    1. Please, don’t hold back! That’s a fantastic mnemonic. If you don’t mind, I’ll edit my original post to include your version: it’s much better than what I came up with. Poopin’ a stool. If you come up with any others, do let me know.

      If you don’t mind me asking, out of interest, how quickly have you found yourself able to learn this set of signs, and how much do you think the mnemonic method has helped you?

      1. Here are some additional mnemonics I’ve created:

        For second t, I’ve adjusted your mnemonic to include that the hobble has caused the tea to drip out of my mouth, making it necessary for a saucer under the t. (This helps me to visually remember the solid line under the t).

        For G, a bag holds gold and the jar stand would have gold gilt paint.

        For Shin, I associate it straight with the image as it is something I will inevitably hit my shin against.

        Dotted H is a rope (but also looks like silk). For those familiar with aerial silks methods, if you are doing a climb, in order to “help” with your climb, your foot must first be secure at the bottom (the dot).

        It’s entirely because of the mnemonic method that I’ve been able to learn this set of signs with relative ease. Hopefully next week I can move on to memorizing the alphabet order.

        1. Very nice! I’ll update the post now to suggest that readers check out your reply above for more options, since you’ve come up with so many good alternative mnemonics.

          It’s great to hear that the mnemonic method is working well for you. This is the start of the sign-learning hill. Learning the alphabet order will get your visual imagination oiled up and ready for the next big step, learning the biliterals. There you’ll be remembering about a hundred and forty small memory images with three components each.

          Going round the clock, as well as teaching you the order of the alphabet, is a first step towards navigating memory images in your imagination. You will discover when you learn the biliterals that recalling them feels very much like peering into a geographical space in your head.

          You can ‘navigate’ that space in various ways: as well as ‘looking’ in your imagination, you will probably discover that you can ‘utter words’ in your head to conjure up elements of a memory image directly, asking yourself questions such as “what does the rope disappearing into the thicket attach to?” (A vulture.) Internally uttering the word casts light on the internal vision.
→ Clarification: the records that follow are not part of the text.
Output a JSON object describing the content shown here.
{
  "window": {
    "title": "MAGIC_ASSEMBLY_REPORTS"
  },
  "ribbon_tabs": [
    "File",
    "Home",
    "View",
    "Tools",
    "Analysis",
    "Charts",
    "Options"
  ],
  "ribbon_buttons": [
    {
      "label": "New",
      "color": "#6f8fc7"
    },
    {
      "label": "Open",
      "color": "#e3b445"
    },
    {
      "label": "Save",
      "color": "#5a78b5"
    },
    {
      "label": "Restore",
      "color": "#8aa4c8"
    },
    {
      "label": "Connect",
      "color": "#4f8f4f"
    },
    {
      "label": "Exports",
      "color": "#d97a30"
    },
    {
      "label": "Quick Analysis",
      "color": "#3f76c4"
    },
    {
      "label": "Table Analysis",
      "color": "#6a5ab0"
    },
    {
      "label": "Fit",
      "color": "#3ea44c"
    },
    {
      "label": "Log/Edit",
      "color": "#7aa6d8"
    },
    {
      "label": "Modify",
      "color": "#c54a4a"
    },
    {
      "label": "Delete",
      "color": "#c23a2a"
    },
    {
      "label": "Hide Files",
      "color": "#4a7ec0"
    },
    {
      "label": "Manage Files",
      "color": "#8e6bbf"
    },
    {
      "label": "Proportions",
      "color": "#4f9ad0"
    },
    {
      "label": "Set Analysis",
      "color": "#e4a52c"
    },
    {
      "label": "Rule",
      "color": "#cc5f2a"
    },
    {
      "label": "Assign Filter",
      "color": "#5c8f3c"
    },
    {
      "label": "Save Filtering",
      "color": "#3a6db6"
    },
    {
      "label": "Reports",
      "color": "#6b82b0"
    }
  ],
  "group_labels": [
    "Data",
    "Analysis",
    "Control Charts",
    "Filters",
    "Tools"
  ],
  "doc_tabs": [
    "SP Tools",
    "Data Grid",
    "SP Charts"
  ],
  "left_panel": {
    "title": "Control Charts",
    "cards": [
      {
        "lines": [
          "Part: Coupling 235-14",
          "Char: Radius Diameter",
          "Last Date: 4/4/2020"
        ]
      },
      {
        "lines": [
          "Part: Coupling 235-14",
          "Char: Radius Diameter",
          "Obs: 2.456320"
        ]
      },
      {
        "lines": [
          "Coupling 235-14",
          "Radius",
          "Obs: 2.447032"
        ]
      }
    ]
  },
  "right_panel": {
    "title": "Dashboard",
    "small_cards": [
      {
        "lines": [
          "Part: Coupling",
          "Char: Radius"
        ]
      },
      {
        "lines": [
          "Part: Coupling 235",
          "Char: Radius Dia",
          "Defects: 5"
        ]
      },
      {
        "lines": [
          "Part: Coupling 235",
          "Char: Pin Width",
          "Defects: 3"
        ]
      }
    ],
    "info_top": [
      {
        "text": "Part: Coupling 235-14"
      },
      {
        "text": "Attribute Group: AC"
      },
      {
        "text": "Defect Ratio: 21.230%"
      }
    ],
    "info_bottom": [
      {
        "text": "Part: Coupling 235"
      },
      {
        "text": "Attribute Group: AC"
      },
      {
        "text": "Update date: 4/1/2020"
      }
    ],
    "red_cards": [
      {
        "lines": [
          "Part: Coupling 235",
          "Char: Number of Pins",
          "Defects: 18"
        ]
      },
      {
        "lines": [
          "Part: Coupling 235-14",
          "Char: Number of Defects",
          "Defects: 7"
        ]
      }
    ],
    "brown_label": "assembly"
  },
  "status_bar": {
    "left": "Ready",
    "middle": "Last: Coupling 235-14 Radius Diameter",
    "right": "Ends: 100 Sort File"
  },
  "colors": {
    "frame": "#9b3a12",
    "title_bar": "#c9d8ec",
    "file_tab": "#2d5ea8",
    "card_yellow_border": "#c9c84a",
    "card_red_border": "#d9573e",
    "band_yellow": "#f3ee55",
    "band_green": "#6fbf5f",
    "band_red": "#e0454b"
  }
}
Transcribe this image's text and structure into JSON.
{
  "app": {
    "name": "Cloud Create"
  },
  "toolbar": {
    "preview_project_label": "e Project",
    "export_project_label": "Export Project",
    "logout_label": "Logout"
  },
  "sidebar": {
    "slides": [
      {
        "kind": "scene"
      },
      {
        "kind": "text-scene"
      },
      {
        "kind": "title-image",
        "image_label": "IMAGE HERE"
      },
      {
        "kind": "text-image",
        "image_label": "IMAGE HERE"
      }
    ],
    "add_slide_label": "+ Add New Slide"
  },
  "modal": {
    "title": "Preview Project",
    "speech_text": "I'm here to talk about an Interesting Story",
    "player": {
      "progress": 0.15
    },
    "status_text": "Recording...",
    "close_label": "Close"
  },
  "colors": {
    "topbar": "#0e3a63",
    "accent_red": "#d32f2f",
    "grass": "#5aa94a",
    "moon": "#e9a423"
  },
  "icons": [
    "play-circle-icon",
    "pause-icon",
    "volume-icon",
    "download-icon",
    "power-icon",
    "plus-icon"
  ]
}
  2. Thank you so much for posting the mnemonics for the monoliterals. Extremely helpful! Here are some others that occurred to me:
    How about thinking of the Foot as a Boot? That’s how I remember the B sound.
    Also, the h (underlined) hieroglyph looks like a mace, or “Head Hitter,” making the victim say “aCHHH”.
    The first ‘s’ looks like the path of a failed rocket that said “ssssssss”.
    The ‘Pool’ looks like a Shuffleboard for “sh”.
    The ‘Basket’ is actually a Collection basKet.
    Loaf of Tasty bread to go with your Tea.
    The ‘Cobra’ might Jump at you! for “dj”.
    As a prospective tourist to Egypt, I’m just curious about the most common hieroglyphics I might see. Don’t plan to delve into magic!
    Thanks again,
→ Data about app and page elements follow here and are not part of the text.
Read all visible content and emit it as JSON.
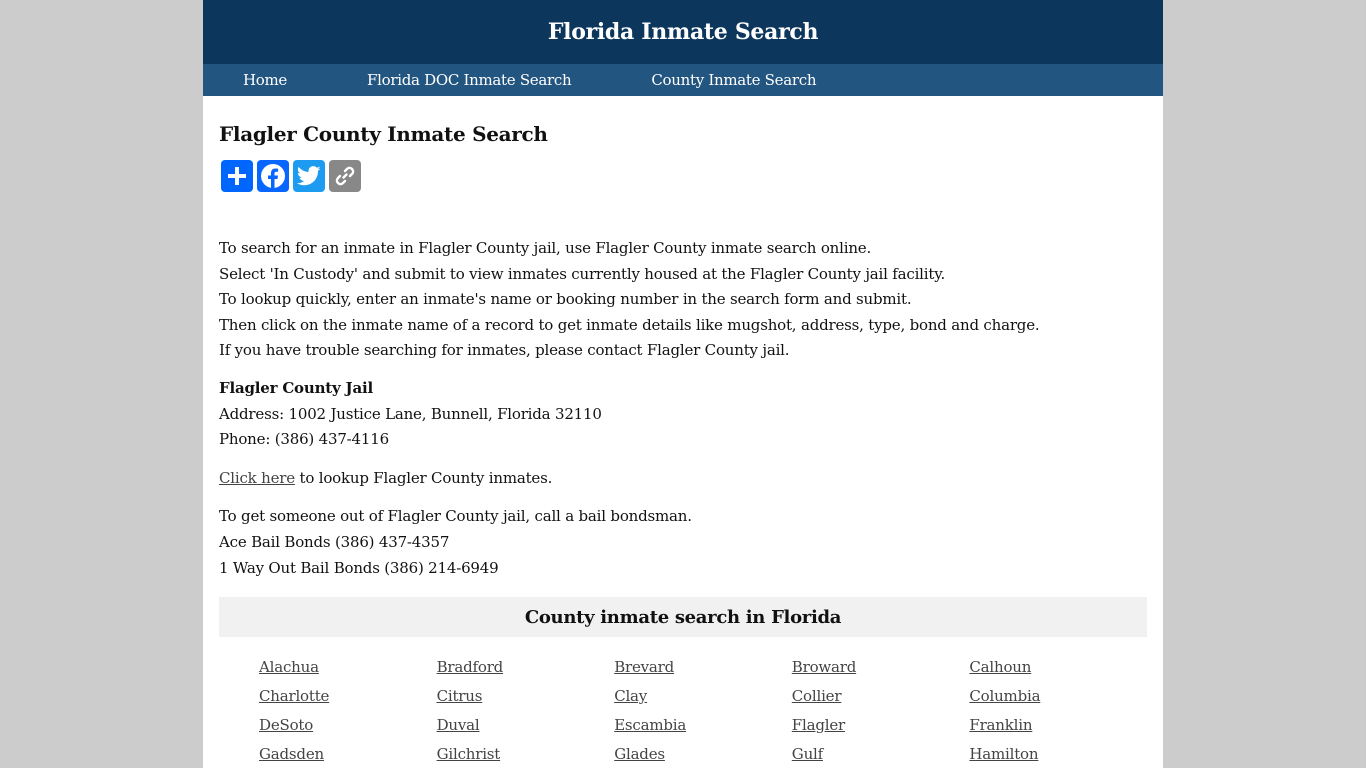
{
  "site": {
    "title": "Florida Inmate Search"
  },
  "nav": {
    "items": [
      {
        "label": "Home"
      },
      {
        "label": "Florida DOC Inmate Search"
      },
      {
        "label": "County Inmate Search"
      }
    ]
  },
  "page": {
    "heading": "Flagler County Inmate Search"
  },
  "share": {
    "buttons": [
      {
        "name": "share",
        "icon": "plus-icon",
        "color": "#0166ff"
      },
      {
        "name": "facebook",
        "icon": "facebook-icon",
        "color": "#0866ff"
      },
      {
        "name": "twitter",
        "icon": "twitter-icon",
        "color": "#1d9bf0"
      },
      {
        "name": "copy-link",
        "icon": "link-icon",
        "color": "#888888"
      }
    ]
  },
  "intro": {
    "lines": [
      "To search for an inmate in Flagler County jail, use Flagler County inmate search online.",
      "Select 'In Custody' and submit to view inmates currently housed at the Flagler County jail facility.",
      "To lookup quickly, enter an inmate's name or booking number in the search form and submit.",
      "Then click on the inmate name of a record to get inmate details like mugshot, address, type, bond and charge.",
      "If you have trouble searching for inmates, please contact Flagler County jail."
    ]
  },
  "jail": {
    "name": "Flagler County Jail",
    "address": "Address: 1002 Justice Lane, Bunnell, Florida 32110",
    "phone": "Phone: (386) 437-4116"
  },
  "lookup": {
    "link_text": "Click here",
    "rest_text": " to lookup Flagler County inmates."
  },
  "bail": {
    "lines": [
      "To get someone out of Flagler County jail, call a bail bondsman.",
      "Ace Bail Bonds (386) 437-4357",
      "1 Way Out Bail Bonds (386) 214-6949"
    ]
  },
  "counties": {
    "heading": "County inmate search in Florida",
    "items": [
      "Alachua",
      "Bradford",
      "Brevard",
      "Broward",
      "Calhoun",
      "Charlotte",
      "Citrus",
      "Clay",
      "Collier",
      "Columbia",
      "DeSoto",
      "Duval",
      "Escambia",
      "Flagler",
      "Franklin",
      "Gadsden",
      "Gilchrist",
      "Glades",
      "Gulf",
      "Hamilton"
    ]
  },
  "colors": {
    "header_bg": "#0c365b",
    "nav_bg": "#22557f",
    "page_bg": "#cccccc",
    "section_heading_bg": "#f1f1f1",
    "link": "#444444"
  }
}
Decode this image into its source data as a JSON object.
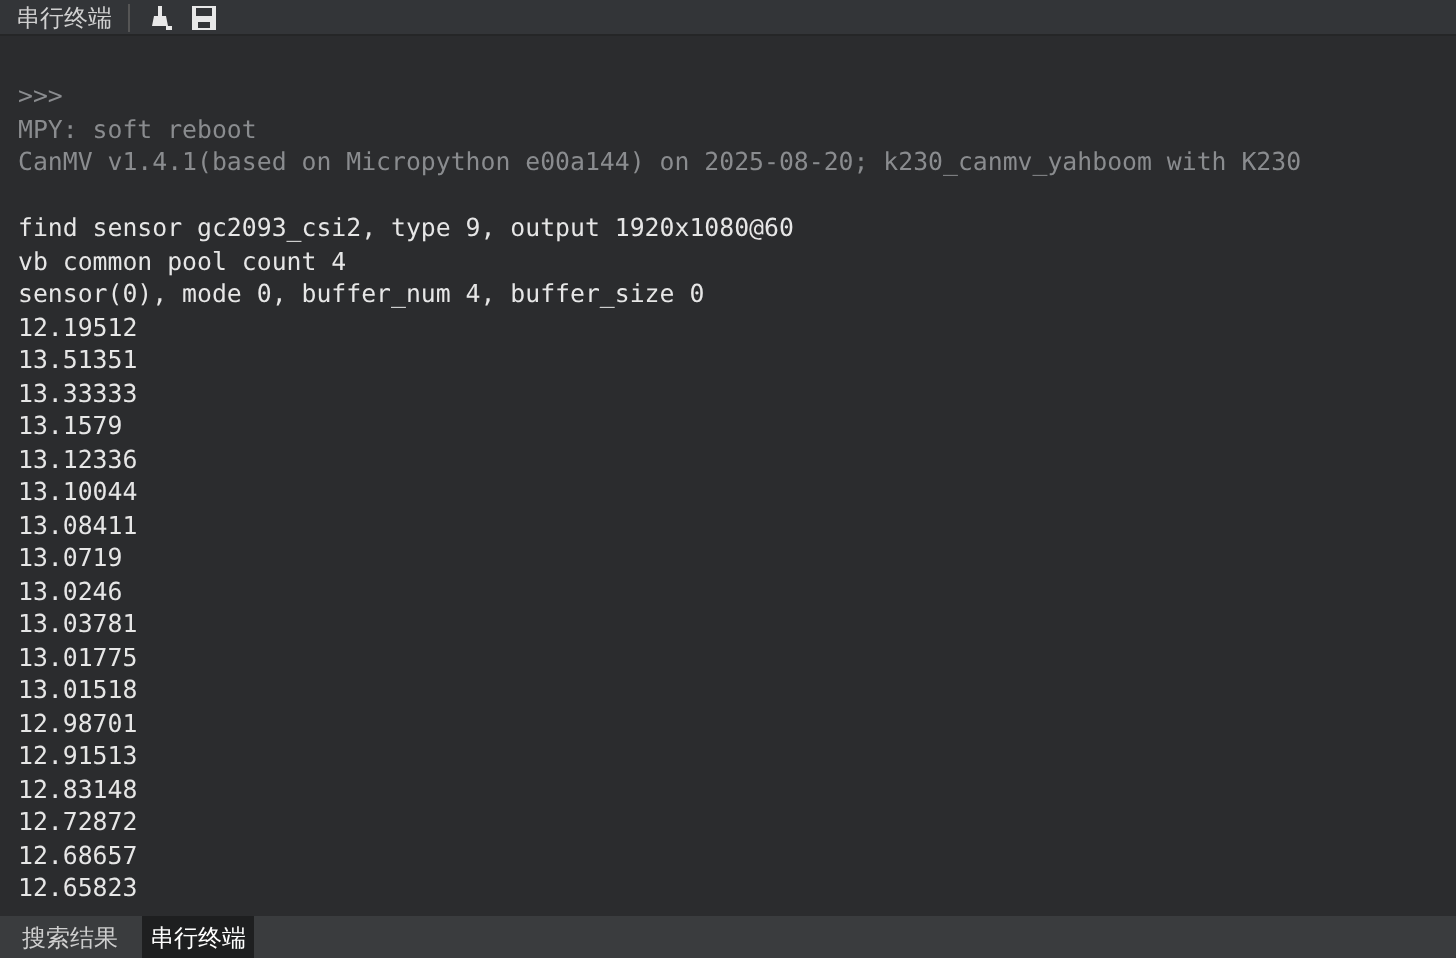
{
  "toolbar": {
    "title": "串行终端"
  },
  "terminal": {
    "lines": [
      {
        "text": ">>>",
        "kind": "dim"
      },
      {
        "text": "MPY: soft reboot",
        "kind": "dim"
      },
      {
        "text": "CanMV v1.4.1(based on Micropython e00a144) on 2025-08-20; k230_canmv_yahboom with K230",
        "kind": "dim"
      },
      {
        "kind": "blank"
      },
      {
        "text": "find sensor gc2093_csi2, type 9, output 1920x1080@60",
        "kind": "out"
      },
      {
        "text": "vb common pool count 4",
        "kind": "out"
      },
      {
        "text": "sensor(0), mode 0, buffer_num 4, buffer_size 0",
        "kind": "out"
      },
      {
        "text": "12.19512",
        "kind": "out"
      },
      {
        "text": "13.51351",
        "kind": "out"
      },
      {
        "text": "13.33333",
        "kind": "out"
      },
      {
        "text": "13.1579",
        "kind": "out"
      },
      {
        "text": "13.12336",
        "kind": "out"
      },
      {
        "text": "13.10044",
        "kind": "out"
      },
      {
        "text": "13.08411",
        "kind": "out"
      },
      {
        "text": "13.0719",
        "kind": "out"
      },
      {
        "text": "13.0246",
        "kind": "out"
      },
      {
        "text": "13.03781",
        "kind": "out"
      },
      {
        "text": "13.01775",
        "kind": "out"
      },
      {
        "text": "13.01518",
        "kind": "out"
      },
      {
        "text": "12.98701",
        "kind": "out"
      },
      {
        "text": "12.91513",
        "kind": "out"
      },
      {
        "text": "12.83148",
        "kind": "out"
      },
      {
        "text": "12.72872",
        "kind": "out"
      },
      {
        "text": "12.68657",
        "kind": "out"
      },
      {
        "text": "12.65823",
        "kind": "out"
      }
    ]
  },
  "bottom_tabs": [
    {
      "label": "搜索结果",
      "selected": false
    },
    {
      "label": "串行终端",
      "selected": true
    }
  ]
}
    1. Thanks, Leslie! Great mnemonics!

      If you’re just looking for a quick start guide to hieroglyphs, my advice would be to try out Discovering Egyptian Hieroglyphs, by Karl-Theodor Zauzich. http://amzn.to/2rdd6NF You can pick up a copy for a couple of quid off of Amazon, and it’ll quickly get you recognizing some of the stock formulae that were used on statues, tomb walls, etc. Hope the holiday comes off!

      (I wouldn’t recommend the book for people who are wanting to study texts in depth, as it won’t give you much of a grounding in grammar; but if you want to be able to recognize bits and pieces as you walk round museums and historical sites, then you can’t go wrong with Discovering Egyptian Hieroglyphs.)
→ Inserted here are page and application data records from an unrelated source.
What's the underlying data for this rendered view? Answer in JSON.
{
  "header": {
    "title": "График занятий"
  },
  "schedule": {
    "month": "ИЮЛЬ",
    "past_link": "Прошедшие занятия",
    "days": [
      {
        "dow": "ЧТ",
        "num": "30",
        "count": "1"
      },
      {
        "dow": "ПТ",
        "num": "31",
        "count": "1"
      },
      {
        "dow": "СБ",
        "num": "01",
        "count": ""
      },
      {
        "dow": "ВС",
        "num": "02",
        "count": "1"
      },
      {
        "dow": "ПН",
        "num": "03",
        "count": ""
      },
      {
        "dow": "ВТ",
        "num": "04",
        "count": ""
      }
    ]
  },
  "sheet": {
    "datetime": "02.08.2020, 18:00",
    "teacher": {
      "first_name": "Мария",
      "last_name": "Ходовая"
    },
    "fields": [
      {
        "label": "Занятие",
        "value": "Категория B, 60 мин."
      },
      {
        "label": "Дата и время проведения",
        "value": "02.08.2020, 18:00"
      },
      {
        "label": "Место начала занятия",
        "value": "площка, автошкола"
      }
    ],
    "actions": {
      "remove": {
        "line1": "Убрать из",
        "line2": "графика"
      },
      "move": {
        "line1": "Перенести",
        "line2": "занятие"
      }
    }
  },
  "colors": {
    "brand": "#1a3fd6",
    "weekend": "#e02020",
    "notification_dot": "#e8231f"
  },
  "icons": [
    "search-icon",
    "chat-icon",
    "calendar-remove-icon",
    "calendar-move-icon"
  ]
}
Thoughts? Please feel free to leave a comment...

Your email address will not be published. Required fields are marked *